|Bermingham, Gerald||Pike, Peter|
|Brinton, Tim||Porter, Barry|
|Campbell-Savours, Dale||Powell, Raymond (Ogmore)|
|Carlile, Alexander (Montg'y)||Ross, Ernest (Dundee W)|
|Godman, Dr Norman||Skinner, Dennis|
|Golding, Mrs Llin||Spearing, Nigel|
|Gould, Bryan||Steel, Rt Hon David|
|Hamilton, W. W. (Fife Central)||Stott, Roger|
|Haynes, Frank||Taylor, Matthew|
|Heffer, Eric S.||Trotter, Neville|
|Howells, Geraint||Wallace, James|
|Hughes, Robert (Aberdeen N)|
|Kennedy, Charles||Tellers for the Ayes:|
|Kirkwood, Archy||Sir Julian Ridsdale and Mr. Malcolm Thornton.|
|McKay, Allen (Penistone)|
|Ancram, Michael||Jones, Robert (Herts W)|
|Baker, Nicholas (Dorset N)||Kershaw, Sir Anthony|
|Bellingham, Henry||Knowles, Michael|
|Biggs-Davison, Sir John||Lawrence, Ivan|
|Boscawen, Hon Robert||Leigh, Edward (Gainsbor'gh)|
|Bottomley, Peter||Lennox-Boyd, Hon Mark|
|Bowden, Gerald (Dulwich)||Lloyd, Peter (Fareham)|
|Bright, Graham||McCrindle, Robert|
|Browne, John||Malone, Gerald|
|Bruinvels, Peter||Marlow, Antony|
|Bryan, Sir Paul||Morris, M. (N'hampton S)|
|Burt, Alistair||Moynihan, Hon C.|
|Butterfill, John||Neubert, Michael|
|Carlisle, Rt Hon M. (W'ton S)||Norris, Steven|
|Colvin, Michael||Onslow, Cranley|
|Cope, John||Pattie, Rt Hon Geoffrey|
|Couchman, James||Portillo, Michael|
|Dickens, Geoffrey||Powley, John|
|Eyre, Sir Reginald||Rathbone, Tim|
|Fallon, Michael||Rossi, Sir Hugh|
|Favell, Anthony||Sackville, Hon Thomas|
|Finsberg, Sir Geoffrey||Sainsbury, Hon Timothy|
|Forth, Eric||Spencer, Derek|
|Fox, Sir Marcus||Spicer, Michael (S Worcs)|
|Galley, Roy||Stanbrook, Ivor|
|Greenway, Harry||Stern, Michael|
|Gregory, Conal||Taylor, Teddy (S'end E)|
|Griffiths, Peter (Portsm'th N)||Thompson, Patrick (N'ich N)|
|Hampson, Dr Keith||Twinn, Dr Ian|
|Hargreaves, Kenneth||Waddington, Rt Hon David|
|Harris, David||Waller, Gary|
|Hawkins, Sir Paul (N'folk SW)||Wardle, C. (Bexhill)|
|Heddle, John||Wells, Bowen (Hertford)|
|Hind, Kenneth||Wheeler, John|
|Hordern, Sir Peter||Wiggin, Jerry|
|Howarth, Alan (Stratf'd-on-A)||Wilkinson, John|
|Howarth, Gerald (Cannock)|
|Hunt, John (Ravensbourne)||Tellers for the Noes:|
|Jackson, Robert||Mr. David Lightbown and Mr. Richard Ryder.|
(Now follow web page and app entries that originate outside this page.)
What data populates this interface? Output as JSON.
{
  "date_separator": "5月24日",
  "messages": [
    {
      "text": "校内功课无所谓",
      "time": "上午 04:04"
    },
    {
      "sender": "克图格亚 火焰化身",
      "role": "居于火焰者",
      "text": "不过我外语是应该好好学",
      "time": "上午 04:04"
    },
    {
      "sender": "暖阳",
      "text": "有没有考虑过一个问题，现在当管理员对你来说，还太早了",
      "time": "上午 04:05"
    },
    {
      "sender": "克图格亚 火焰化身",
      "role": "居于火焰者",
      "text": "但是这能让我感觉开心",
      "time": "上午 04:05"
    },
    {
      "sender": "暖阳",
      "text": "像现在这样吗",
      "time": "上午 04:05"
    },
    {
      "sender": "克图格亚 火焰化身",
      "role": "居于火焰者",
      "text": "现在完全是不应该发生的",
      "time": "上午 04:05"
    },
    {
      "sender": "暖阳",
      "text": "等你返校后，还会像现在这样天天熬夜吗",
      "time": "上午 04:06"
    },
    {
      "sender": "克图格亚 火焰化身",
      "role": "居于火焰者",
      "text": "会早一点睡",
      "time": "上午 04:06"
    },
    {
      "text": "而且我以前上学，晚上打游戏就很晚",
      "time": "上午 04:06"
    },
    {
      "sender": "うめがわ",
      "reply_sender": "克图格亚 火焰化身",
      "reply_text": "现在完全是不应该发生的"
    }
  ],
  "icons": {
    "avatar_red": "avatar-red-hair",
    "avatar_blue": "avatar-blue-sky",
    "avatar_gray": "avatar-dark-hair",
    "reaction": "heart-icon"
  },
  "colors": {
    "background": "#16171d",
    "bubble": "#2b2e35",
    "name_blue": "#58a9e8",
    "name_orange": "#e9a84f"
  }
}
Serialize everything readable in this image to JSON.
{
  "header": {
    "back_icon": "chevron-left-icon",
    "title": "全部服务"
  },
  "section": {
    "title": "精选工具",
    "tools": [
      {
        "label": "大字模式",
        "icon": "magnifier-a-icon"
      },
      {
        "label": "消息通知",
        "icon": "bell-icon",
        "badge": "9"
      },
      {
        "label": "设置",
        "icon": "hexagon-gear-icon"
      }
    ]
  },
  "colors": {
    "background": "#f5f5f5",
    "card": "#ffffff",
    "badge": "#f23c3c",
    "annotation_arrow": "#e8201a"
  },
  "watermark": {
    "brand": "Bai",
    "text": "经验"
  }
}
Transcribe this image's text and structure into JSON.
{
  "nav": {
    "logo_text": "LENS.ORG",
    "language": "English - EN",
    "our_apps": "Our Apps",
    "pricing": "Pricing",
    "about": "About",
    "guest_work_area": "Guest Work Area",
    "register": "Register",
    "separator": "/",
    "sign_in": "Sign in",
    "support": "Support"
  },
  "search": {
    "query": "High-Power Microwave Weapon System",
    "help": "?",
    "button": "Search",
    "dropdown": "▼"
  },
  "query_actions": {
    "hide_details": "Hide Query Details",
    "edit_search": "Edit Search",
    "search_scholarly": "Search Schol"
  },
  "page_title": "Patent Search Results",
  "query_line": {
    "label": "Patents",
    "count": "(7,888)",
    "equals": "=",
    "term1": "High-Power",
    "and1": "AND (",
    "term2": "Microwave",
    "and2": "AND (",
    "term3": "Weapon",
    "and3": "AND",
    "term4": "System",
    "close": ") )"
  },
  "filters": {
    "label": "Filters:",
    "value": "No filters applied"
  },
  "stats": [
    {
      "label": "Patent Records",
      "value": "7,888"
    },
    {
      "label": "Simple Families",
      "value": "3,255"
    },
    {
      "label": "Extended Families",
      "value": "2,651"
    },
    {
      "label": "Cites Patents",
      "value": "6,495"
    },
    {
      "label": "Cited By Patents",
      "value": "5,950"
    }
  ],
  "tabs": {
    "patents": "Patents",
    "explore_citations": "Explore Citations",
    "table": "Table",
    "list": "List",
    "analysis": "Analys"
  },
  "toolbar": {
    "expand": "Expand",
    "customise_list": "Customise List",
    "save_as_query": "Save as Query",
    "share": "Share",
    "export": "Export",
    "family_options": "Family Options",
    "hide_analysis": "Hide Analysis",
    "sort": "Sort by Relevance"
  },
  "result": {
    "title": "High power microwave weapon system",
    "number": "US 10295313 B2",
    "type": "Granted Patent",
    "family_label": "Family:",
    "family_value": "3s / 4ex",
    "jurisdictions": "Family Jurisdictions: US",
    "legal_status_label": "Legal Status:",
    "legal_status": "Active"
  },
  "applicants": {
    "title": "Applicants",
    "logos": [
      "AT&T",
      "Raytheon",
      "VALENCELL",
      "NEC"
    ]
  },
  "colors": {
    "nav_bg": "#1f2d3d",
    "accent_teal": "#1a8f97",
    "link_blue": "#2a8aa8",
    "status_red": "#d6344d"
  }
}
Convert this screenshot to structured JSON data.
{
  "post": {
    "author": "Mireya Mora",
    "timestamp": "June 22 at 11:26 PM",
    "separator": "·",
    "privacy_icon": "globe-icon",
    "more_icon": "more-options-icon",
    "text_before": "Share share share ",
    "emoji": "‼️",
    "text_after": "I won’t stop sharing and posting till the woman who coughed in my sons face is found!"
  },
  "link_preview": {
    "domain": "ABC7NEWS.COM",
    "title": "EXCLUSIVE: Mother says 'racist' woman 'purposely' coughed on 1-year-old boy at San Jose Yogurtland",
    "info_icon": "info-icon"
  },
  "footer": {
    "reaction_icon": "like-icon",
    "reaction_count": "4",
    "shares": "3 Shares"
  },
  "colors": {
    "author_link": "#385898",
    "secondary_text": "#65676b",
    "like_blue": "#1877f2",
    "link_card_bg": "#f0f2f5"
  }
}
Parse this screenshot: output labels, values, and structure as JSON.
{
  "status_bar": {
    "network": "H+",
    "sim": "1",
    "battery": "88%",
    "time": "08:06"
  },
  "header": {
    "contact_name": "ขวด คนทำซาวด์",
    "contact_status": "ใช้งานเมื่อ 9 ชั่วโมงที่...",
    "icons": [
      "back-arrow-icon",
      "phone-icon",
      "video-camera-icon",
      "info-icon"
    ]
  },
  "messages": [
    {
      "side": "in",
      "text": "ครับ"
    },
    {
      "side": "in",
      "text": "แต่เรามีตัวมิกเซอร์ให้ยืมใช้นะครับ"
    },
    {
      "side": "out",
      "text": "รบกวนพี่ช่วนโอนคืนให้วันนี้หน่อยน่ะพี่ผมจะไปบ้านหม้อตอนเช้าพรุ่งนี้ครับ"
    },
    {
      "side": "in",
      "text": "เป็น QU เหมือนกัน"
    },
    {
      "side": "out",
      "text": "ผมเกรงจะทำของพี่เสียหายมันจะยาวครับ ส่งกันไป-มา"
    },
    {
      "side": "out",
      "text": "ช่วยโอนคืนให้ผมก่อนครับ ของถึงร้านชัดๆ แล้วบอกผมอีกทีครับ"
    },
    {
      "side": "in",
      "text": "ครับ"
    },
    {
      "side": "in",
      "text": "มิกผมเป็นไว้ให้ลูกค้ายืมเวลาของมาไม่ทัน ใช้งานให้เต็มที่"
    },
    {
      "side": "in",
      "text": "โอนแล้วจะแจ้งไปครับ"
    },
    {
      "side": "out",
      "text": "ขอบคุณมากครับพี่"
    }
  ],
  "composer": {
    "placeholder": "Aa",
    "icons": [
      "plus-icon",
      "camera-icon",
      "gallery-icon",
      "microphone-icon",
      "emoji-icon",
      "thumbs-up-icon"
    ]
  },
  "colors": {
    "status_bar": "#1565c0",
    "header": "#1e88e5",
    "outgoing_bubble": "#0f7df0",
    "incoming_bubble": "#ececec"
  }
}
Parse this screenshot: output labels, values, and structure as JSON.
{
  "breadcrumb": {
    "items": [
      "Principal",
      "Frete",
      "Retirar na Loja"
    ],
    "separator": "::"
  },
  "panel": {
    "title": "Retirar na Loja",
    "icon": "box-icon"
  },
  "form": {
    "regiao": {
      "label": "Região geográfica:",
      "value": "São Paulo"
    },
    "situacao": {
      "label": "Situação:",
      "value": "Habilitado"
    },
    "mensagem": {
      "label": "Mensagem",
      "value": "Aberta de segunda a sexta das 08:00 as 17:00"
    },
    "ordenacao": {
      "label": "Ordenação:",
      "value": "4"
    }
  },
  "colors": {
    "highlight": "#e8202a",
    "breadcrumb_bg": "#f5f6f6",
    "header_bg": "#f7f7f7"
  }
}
I beg to move amendment No. 3, in page 2, line 3, leave out 'or 1986' and insert '1986 or 1987'.
This is a constituency-based amendment. At the present time, Scalloway, in the Shetland Isles, is not within a pilotage area although pilotage operations take place. It is the will of the harbour authority — the Shetland Islands council — that Scalloway be formally made a pilotage area. If it had to wait until after the Bill becomes law, it would be unable to license those persons who presently carry out the pilot duties— albeit on a part-time basis—but would be bound by the four-year period from the appointed day.
It has been suggested that a pilotage order could he promoted prior to the appointed day and that has much to commend it. It was originally suggested by the noble Lord Brabazon that Scalloway should be included as part of the Sullom Voe district. With respect to the noble Lord, I must point out that Scalloway is on the west coast and Sullom Voe is on the east coast, so perhaps, geographically, that is not the most sensible solution.
If a pilotage order was promoted, there is a possible difficulty — that the Bill as it stands does not make provision for an act of pilotage in the present calendar year, 1987. Obviously, if a pilotage order was to be promoted and passed and if the district was to be an active district as defined in the Bill, the only time that would be available for an act of pilotage to be made and in respect of which a return could be made, would be in the year 1987.
It is for that reason that this simple amendment is made to extend, by one further calendar year, the years in which returns can be made in respect of acts of pilotage.
I am advised that our lawyers do not think that this amendment is strictly necessary to achieve what is desired by the hon. Member for Orkney and Shetland (Mr. Wallace)—to have Scalloway made an active pilotage district. However, we accept his point, and to make things clear we are prepared to accept the amendment.